A wealthtech firm managed to handle the deluge of panic enquiries at the beginning of the pandemic comfortably—through marcom digitalization.

A retail investment platform that provides personalized wealth management and investment solutions needed a better way to send SMS and email messages that could be personalized without requiring specialized IT and software engineering teams to tweak the coding and go through long software lifecycle testing.

The firm turned to its customer engagement vendor for answers, and staff were soon using a flexible and secure user verification Application Programming Interface (API) to authenticate clients in outreach campaigns through auto-generated, one-time-password SMS messages. Making the SMS message contextualized to fit specific scenarios for each client was also made easier through this upgrade.

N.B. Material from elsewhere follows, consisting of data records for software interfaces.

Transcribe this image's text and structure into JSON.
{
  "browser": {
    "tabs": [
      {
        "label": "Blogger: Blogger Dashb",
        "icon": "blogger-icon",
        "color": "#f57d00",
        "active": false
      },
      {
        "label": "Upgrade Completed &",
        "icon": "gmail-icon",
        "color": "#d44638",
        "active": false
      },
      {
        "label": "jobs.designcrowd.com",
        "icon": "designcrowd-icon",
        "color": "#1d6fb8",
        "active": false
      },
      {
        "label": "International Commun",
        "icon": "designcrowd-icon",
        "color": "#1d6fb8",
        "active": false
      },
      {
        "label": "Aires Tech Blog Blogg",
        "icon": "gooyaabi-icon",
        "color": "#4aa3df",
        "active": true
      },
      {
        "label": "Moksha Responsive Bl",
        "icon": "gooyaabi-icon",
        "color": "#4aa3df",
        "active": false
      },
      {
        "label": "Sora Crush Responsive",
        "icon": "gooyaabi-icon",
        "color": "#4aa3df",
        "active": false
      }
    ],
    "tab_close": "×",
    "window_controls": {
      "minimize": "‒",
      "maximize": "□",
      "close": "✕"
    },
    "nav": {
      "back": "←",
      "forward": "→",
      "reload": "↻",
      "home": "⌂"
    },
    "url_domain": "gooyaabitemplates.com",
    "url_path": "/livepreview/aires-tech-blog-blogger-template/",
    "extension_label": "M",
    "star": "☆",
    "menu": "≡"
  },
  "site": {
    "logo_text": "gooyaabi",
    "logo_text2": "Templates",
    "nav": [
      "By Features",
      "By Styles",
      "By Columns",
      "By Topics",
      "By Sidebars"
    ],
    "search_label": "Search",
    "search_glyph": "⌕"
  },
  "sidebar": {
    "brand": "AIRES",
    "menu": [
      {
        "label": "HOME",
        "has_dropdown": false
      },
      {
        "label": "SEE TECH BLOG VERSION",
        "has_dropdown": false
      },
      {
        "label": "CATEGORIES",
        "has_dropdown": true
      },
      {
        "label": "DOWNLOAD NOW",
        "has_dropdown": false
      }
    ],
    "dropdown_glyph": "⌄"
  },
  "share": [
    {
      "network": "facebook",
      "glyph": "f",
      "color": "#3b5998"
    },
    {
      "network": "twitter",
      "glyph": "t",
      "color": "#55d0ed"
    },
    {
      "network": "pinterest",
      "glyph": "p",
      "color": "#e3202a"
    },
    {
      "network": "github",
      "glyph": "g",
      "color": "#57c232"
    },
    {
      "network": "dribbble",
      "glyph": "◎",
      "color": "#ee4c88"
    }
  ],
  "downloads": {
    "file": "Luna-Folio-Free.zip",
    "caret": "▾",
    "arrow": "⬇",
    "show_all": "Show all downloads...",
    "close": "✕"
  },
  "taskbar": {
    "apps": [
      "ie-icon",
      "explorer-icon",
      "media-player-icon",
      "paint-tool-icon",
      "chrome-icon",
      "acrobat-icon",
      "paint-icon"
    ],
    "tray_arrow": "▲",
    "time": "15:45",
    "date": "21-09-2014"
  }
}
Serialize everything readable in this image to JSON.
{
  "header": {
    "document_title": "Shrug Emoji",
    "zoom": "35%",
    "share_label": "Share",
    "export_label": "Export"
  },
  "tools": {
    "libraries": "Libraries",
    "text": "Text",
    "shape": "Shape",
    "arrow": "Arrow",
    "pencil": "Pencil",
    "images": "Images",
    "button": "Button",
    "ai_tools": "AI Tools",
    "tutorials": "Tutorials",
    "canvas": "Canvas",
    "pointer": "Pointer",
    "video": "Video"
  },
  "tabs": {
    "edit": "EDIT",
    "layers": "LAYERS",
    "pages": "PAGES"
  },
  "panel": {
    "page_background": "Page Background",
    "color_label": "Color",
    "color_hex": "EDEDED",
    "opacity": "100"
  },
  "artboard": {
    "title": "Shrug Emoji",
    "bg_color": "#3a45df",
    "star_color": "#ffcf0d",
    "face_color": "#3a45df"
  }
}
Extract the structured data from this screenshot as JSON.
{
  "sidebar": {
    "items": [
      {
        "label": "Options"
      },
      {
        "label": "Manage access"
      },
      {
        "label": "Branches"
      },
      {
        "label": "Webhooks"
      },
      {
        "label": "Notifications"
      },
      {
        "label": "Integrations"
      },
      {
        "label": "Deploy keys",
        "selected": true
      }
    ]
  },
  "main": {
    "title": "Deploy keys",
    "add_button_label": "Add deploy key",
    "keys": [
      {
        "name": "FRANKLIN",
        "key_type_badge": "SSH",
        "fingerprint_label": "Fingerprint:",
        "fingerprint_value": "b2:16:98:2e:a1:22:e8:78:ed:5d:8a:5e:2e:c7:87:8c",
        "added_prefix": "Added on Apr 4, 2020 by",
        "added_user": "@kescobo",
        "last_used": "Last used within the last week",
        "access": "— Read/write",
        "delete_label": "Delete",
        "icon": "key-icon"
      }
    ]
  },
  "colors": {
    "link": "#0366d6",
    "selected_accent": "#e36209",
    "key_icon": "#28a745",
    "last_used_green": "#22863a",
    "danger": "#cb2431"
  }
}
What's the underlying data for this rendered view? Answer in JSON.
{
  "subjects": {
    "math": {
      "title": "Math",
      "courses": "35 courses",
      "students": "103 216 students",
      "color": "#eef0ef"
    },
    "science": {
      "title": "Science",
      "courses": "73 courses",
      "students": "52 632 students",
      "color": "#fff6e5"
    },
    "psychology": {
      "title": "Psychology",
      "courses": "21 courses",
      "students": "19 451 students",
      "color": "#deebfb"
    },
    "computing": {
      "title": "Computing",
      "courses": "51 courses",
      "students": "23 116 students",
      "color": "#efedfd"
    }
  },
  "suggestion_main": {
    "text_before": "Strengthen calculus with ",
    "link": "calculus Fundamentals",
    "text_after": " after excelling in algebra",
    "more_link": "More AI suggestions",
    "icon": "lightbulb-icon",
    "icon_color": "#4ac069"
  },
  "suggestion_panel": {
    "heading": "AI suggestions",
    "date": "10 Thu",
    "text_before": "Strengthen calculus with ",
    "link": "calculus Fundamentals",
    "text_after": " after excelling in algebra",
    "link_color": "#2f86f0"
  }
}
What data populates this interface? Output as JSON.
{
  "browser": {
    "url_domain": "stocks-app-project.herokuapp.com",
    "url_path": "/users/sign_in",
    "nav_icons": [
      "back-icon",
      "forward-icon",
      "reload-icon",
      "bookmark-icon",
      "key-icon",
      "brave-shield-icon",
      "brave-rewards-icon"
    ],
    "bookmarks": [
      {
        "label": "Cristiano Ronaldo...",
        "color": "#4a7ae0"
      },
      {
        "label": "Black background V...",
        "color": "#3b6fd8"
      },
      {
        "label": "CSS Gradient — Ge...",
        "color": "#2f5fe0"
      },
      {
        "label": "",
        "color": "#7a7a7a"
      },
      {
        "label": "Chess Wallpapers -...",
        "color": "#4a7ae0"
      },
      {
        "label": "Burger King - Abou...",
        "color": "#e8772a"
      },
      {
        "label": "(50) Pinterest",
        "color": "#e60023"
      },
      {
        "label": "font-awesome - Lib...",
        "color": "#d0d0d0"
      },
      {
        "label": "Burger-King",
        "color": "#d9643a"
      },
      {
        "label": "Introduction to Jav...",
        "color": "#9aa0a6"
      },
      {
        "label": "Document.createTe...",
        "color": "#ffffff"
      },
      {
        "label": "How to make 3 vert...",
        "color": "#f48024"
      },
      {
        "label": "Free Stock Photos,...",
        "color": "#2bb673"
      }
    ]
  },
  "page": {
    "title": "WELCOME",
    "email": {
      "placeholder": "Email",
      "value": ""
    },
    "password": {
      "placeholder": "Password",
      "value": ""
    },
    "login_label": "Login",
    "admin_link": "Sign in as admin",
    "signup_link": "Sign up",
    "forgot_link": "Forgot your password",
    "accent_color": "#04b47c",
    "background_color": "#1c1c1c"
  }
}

For the email marketing communications system, improvements were made to allow staff to turn personalization suggestions into actual features in the system without having to involve the engineering and QA team. According to Junxu Lye, Chief Product Officer, Endowus, the abovementioned investment firm: “It doesn’t require a tech with specialized skills: our team can go in and make a change, visualize it, test it and then send it out. That increases our productivity. Because it’s so easy, anyone on the team can have a creative idea for something to communicate, and we can easily try it out and test it before it goes into the system.”

The improvements helped the wealthtech firm to deal with a surge in customer inquiries during the onset of the COVID-19 pandemic in 2020, allowing its marketing teams to respond swiftly without compromising on customer experience.

The customer success team was closely involved in the project and quickly began to see results. “They saw that our relationships with clients were taken to a deeper level in less time. Our text messages were more contextualized and fit the specific scenarios the client needed to establish them on their journey with Endowus.”

Lye said that Twilio—the customer engagement platform they were using and upgrading—had been an integral part of the firm’s ability to expand its product offerings: “When you communicate easily and personally to people, that helps them trust your organization.”